YOUR GOAL -
Every line that includes the word "question" needs to be copied from the listing.

-------- AVAILABLE RECORDS --------

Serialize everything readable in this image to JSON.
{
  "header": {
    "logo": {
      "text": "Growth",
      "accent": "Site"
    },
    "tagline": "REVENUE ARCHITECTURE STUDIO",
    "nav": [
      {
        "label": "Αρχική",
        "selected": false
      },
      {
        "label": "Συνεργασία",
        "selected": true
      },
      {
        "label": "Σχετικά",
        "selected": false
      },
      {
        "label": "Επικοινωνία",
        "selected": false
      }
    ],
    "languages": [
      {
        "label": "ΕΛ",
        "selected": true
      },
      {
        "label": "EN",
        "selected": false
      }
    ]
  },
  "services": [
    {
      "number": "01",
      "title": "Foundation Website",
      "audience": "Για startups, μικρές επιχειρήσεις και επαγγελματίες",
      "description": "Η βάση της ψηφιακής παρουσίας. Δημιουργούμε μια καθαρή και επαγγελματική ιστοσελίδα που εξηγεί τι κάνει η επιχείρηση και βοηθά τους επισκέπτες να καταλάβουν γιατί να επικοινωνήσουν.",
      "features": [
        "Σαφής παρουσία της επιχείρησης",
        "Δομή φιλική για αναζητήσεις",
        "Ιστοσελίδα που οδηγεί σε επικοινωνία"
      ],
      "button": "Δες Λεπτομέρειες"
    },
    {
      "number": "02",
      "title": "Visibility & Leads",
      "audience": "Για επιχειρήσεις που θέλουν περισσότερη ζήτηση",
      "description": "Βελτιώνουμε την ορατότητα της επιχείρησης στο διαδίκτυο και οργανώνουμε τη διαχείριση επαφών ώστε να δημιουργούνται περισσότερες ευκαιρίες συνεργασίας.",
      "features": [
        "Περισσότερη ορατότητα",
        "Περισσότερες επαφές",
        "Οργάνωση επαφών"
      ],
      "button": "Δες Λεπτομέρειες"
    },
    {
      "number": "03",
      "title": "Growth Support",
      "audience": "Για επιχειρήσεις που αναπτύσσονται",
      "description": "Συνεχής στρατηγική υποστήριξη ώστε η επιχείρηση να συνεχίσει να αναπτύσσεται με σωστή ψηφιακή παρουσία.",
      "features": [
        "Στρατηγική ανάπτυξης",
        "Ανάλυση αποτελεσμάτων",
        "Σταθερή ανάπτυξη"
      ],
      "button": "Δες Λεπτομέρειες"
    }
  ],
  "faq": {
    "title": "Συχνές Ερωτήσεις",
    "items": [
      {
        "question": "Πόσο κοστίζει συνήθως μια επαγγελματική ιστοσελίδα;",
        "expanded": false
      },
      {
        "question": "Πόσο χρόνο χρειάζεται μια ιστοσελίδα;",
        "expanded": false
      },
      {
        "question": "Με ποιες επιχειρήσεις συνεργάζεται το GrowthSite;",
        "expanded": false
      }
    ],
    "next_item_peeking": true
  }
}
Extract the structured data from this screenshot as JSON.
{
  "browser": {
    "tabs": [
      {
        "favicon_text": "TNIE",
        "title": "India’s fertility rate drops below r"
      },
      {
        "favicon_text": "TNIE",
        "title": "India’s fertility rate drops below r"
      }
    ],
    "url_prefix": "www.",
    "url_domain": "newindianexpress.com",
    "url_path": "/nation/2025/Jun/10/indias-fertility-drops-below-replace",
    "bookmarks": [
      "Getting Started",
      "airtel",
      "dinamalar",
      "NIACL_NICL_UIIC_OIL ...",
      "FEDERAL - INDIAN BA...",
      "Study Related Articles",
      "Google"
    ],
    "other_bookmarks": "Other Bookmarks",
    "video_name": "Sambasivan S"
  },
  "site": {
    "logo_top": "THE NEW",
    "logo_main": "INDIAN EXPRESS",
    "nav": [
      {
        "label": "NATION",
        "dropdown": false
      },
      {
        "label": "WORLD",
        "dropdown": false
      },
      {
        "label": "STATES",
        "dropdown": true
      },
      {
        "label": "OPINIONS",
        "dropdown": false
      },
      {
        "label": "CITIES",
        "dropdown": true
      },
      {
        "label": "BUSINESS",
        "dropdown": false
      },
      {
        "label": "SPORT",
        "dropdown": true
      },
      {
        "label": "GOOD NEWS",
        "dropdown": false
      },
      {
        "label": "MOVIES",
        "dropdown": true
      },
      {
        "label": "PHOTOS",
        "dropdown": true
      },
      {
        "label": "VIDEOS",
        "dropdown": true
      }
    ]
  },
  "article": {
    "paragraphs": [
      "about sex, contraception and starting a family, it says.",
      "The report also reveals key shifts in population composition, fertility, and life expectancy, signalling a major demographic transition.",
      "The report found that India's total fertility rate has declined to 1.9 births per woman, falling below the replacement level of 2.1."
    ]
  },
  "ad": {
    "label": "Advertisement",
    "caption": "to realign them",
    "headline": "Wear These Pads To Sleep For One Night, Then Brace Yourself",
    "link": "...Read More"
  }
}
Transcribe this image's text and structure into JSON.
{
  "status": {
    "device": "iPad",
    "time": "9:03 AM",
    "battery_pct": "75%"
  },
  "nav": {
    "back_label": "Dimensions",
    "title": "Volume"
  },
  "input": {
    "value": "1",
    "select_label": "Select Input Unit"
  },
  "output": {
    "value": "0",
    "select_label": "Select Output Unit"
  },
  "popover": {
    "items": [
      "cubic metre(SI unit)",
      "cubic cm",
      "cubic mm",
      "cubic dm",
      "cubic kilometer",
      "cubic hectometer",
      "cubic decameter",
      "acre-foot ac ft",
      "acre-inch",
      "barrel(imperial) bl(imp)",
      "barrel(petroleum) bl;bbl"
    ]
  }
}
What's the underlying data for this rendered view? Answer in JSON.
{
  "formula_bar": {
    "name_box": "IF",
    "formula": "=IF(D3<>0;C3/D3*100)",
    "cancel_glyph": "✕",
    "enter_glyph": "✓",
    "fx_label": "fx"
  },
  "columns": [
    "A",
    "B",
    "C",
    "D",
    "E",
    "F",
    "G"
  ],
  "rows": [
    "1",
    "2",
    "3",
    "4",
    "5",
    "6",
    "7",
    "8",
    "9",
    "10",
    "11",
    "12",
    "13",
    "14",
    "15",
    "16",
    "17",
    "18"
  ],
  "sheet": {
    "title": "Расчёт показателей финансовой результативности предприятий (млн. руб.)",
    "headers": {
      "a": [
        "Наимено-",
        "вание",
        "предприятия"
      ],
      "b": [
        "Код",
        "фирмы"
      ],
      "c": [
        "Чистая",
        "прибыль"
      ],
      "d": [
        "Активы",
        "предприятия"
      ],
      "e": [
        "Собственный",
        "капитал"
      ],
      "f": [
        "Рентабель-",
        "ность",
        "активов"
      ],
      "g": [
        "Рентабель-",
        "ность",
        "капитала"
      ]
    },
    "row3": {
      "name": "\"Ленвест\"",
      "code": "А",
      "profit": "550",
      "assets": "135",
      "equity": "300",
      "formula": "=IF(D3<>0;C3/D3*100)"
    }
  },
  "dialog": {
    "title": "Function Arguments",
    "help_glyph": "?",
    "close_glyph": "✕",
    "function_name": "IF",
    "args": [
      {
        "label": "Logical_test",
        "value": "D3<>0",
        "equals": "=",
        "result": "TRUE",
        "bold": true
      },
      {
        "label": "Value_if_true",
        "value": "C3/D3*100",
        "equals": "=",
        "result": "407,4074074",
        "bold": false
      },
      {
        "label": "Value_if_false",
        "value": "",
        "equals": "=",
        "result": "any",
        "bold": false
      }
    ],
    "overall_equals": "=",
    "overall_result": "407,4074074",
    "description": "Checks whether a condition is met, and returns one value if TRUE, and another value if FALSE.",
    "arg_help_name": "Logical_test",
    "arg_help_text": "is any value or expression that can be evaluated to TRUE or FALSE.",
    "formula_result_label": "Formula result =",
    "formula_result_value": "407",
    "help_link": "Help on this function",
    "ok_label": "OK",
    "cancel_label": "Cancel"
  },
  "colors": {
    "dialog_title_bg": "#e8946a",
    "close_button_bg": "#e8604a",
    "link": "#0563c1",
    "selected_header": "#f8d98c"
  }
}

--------

PROBLEM SOLUTION -
        "question": "Πόσο κοστίζει συνήθως μια επαγγελματική ιστοσελίδα;",
        "question": "Πόσο χρόνο χρειάζεται μια ιστοσελίδα;",
        "question": "Με ποιες επιχειρήσεις συνεργάζεται το GrowthSite;",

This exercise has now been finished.